In which the author has a plan to defeat The Evil Empire
Ok, episode 8 was not without merit, and now episode 9 has come and gone, and opinions are varied. Palpatine, the evil emperor who dominated 1-6, and “died” in 6, only to be replaced in 7,8 with his uglier twin … anyway, in 9 he was back. Many people felt this was an annoying and disappointing cheat. We saw him die. Still, my biggest disappointment was Palpatine’s successor, #2 of what one could only assume might be an infinite sequence of badness in big ass thrones. So, when it turned out #2 had been “constructed” by Palpatine, and that there had only been one big baddie all along, I was relieved. Palpatine gets vaporized in #9, rebels wash hands, done. Sequence finite.
Meanwhile, in the midst of waiting for 7,8,9 to play out a film appeared that was also a prequel to 4,5,6. Rogue One was actually really good. So good, in fact, that I have a plan, simply stated.
1. Throw out 1,2,3 and merge into one film that I personally might find memorable. This will require a total rewrite.
2. Rogue One should be number 2.
3. 4,5,6 should be 3,4,5, but modify 6 (now 5) so that Palpatine’s survival makes sense.
4. All copies of 7 should be destroyed.
5. The killing of Han Solo was pathetically undramatic. Stop trying to recreate the “No, I am your father” moment. Nobody is buying it.
6. Merge 8,9 into one film. If you must, make it 3 hours, but make me personally derive enjoyment from it. Consult me frequently throughout the process of re-creation.

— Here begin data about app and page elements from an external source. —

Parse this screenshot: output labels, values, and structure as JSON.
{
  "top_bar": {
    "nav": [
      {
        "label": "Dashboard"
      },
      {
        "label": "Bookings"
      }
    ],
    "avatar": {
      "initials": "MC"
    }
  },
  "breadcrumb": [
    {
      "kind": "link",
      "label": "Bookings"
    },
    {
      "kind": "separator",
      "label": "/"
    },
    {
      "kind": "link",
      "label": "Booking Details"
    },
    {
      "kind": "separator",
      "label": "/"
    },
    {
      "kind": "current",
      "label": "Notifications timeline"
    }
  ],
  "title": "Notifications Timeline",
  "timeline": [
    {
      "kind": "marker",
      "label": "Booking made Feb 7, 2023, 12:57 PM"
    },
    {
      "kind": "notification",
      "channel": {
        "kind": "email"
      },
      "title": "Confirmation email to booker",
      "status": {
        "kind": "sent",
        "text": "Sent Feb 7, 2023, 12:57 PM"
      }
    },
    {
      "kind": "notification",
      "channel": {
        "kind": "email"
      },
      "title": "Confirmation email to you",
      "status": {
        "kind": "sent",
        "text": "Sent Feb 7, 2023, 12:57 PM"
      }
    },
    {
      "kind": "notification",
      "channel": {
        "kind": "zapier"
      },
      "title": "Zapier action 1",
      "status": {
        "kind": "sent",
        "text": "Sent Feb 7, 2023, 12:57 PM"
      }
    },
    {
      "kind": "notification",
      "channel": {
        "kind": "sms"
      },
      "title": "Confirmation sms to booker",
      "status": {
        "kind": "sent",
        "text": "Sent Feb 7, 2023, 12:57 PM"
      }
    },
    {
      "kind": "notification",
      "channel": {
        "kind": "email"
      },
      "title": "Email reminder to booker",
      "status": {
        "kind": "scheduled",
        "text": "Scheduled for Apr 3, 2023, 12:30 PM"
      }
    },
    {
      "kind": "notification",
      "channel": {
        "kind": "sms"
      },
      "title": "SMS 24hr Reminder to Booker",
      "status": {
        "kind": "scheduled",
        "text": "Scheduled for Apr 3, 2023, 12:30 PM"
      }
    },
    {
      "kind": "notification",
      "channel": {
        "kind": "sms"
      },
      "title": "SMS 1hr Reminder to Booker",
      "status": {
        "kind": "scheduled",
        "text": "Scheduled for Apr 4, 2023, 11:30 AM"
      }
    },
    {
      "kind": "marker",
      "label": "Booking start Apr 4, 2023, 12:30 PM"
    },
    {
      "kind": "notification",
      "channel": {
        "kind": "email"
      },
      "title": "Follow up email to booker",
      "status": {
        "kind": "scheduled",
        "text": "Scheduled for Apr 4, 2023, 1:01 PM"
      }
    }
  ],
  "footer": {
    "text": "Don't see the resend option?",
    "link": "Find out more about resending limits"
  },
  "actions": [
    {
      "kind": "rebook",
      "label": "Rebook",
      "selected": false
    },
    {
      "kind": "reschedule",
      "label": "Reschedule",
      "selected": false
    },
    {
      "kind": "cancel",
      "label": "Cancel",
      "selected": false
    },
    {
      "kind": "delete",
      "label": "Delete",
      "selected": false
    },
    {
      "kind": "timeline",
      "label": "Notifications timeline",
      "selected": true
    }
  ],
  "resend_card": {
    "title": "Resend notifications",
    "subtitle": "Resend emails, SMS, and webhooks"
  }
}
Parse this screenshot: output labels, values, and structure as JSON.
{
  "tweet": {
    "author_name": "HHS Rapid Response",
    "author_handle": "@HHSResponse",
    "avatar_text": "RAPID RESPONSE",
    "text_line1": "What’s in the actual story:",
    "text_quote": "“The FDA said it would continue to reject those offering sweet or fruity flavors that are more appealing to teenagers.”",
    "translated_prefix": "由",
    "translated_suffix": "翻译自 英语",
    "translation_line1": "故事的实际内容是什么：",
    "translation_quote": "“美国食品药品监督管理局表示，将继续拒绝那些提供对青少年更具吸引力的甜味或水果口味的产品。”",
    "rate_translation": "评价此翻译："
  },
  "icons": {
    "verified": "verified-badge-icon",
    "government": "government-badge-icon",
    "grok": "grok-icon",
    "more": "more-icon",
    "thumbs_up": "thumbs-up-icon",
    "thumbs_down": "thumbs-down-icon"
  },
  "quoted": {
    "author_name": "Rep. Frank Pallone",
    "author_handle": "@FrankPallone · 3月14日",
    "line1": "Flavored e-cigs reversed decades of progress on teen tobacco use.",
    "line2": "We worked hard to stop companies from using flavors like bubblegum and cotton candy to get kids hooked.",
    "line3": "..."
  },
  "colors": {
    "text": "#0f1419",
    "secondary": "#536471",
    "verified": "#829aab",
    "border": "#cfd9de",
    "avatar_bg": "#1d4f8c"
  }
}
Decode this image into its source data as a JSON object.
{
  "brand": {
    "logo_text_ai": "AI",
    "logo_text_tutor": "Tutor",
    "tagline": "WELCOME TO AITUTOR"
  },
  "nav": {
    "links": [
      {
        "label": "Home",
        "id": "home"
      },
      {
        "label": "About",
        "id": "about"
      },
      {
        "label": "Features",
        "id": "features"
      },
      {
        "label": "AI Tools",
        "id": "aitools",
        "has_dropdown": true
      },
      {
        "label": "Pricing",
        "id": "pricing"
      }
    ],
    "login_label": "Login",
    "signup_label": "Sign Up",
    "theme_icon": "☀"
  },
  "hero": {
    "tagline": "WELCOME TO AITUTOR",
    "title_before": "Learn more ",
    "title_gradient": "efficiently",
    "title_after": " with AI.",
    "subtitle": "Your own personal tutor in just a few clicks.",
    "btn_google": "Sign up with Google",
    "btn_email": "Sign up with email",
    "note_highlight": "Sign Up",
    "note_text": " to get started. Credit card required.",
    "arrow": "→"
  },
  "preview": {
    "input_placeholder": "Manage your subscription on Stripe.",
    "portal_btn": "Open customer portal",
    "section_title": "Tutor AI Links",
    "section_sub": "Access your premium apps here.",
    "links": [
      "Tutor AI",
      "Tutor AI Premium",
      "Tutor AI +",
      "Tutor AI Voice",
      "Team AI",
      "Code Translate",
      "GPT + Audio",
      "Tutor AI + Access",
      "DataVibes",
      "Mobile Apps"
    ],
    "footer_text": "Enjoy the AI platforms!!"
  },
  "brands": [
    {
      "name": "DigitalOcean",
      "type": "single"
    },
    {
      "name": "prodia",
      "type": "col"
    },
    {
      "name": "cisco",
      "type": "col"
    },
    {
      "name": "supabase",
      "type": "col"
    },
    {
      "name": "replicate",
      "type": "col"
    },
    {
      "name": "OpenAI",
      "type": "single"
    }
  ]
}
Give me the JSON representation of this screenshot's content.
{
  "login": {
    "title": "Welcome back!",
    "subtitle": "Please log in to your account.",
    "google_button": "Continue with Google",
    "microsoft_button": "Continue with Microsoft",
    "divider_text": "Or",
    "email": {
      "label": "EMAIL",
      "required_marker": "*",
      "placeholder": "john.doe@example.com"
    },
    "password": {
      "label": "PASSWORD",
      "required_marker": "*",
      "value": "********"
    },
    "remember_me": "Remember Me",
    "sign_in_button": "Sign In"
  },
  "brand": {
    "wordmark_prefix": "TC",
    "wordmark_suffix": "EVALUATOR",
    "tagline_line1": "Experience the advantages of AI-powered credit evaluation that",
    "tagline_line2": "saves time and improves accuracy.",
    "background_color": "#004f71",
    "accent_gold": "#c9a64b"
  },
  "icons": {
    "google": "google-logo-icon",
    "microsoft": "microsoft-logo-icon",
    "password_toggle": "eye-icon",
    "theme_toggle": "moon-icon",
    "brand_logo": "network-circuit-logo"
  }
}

7. Keep ALL moguls, Hollywood power players and bureaucrats out of the loop. Send them to North Korea … in perpetuity. Get some creatives that understand the wonder of 4,5,6. Do it right, like Serenity was done right.
8. And for gods’ sake, make Ahsoka Tano part of the story, central to the new episode 1.
So there you have it, my Star Wars rant. I was there the first night in Boston in 1977, so …
And it just occurs to me that the entire history of Star Wars coincides precisely with the years during which theoretical physics wandered aimlessly in a decades long stretch of Empire dominated fruitless speculation. In the real world the Empire wins, and the rebels are shunted off to gen-ph. Let that be a lesson to you.
I was there the first night …